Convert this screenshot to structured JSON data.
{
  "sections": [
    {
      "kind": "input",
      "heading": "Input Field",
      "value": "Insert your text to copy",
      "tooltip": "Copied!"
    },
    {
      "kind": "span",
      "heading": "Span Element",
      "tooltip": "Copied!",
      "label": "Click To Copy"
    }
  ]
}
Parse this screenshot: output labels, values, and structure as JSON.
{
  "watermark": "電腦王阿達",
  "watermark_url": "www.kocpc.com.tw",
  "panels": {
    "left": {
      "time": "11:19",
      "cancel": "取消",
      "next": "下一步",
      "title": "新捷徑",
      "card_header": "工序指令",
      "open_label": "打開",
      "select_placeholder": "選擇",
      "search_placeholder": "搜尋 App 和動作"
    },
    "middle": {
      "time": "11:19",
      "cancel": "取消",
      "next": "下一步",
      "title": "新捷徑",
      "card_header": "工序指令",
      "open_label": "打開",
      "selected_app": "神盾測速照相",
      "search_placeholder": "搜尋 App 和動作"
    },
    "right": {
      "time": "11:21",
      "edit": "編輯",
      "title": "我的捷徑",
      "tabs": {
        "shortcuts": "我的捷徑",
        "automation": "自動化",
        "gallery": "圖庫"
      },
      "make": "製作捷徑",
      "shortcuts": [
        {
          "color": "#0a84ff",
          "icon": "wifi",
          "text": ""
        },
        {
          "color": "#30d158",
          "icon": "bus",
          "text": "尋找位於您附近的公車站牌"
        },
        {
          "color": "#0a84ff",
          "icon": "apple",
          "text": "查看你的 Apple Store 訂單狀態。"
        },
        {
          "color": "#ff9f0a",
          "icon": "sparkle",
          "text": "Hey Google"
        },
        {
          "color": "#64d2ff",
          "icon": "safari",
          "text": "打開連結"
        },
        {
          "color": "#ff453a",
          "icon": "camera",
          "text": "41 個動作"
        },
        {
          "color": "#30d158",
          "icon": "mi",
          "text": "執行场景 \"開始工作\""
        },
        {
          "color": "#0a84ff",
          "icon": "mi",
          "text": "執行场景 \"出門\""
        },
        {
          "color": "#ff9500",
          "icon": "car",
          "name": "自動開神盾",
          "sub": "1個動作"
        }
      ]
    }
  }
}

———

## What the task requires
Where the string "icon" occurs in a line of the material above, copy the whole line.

## Expected output
          "icon": "wifi",
          "icon": "bus",
          "icon": "apple",
          "icon": "sparkle",
          "icon": "safari",
          "icon": "camera",
          "icon": "mi",
          "icon": "mi",
          "icon": "car",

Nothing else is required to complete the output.